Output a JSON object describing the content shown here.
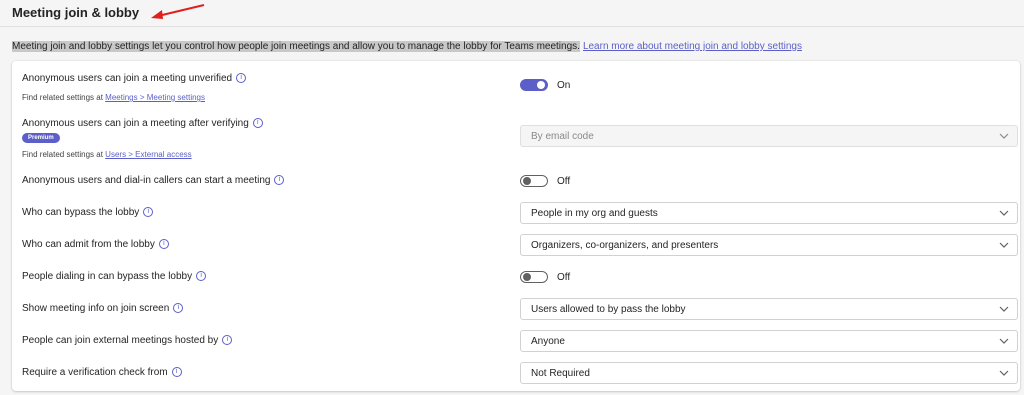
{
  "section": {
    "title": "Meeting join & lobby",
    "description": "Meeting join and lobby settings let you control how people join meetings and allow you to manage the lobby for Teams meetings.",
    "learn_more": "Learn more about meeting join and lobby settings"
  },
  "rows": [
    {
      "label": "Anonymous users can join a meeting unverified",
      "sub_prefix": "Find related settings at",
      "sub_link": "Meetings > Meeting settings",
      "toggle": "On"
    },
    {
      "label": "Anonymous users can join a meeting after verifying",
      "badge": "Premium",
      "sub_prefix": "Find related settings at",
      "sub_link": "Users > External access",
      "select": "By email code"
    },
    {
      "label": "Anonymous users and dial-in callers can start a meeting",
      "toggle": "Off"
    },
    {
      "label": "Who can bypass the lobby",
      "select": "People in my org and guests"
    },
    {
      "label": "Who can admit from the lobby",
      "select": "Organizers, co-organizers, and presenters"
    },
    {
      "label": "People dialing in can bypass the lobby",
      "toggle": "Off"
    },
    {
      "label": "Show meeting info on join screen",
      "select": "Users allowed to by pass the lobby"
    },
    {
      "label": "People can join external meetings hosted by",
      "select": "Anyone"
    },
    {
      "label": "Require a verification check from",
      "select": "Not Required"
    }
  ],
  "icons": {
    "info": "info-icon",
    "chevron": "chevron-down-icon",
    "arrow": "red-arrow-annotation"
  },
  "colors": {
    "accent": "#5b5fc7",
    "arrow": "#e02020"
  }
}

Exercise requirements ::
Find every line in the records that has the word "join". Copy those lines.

Task solution ::
    "title": "Meeting join & lobby",
    "description": "Meeting join and lobby settings let you control how people join meetings and allow you to manage the lobby for Teams meetings.",
    "learn_more": "Learn more about meeting join and lobby settings"
      "label": "Anonymous users can join a meeting unverified",
      "label": "Anonymous users can join a meeting after verifying",
      "label": "Show meeting info on join screen",
      "label": "People can join external meetings hosted by",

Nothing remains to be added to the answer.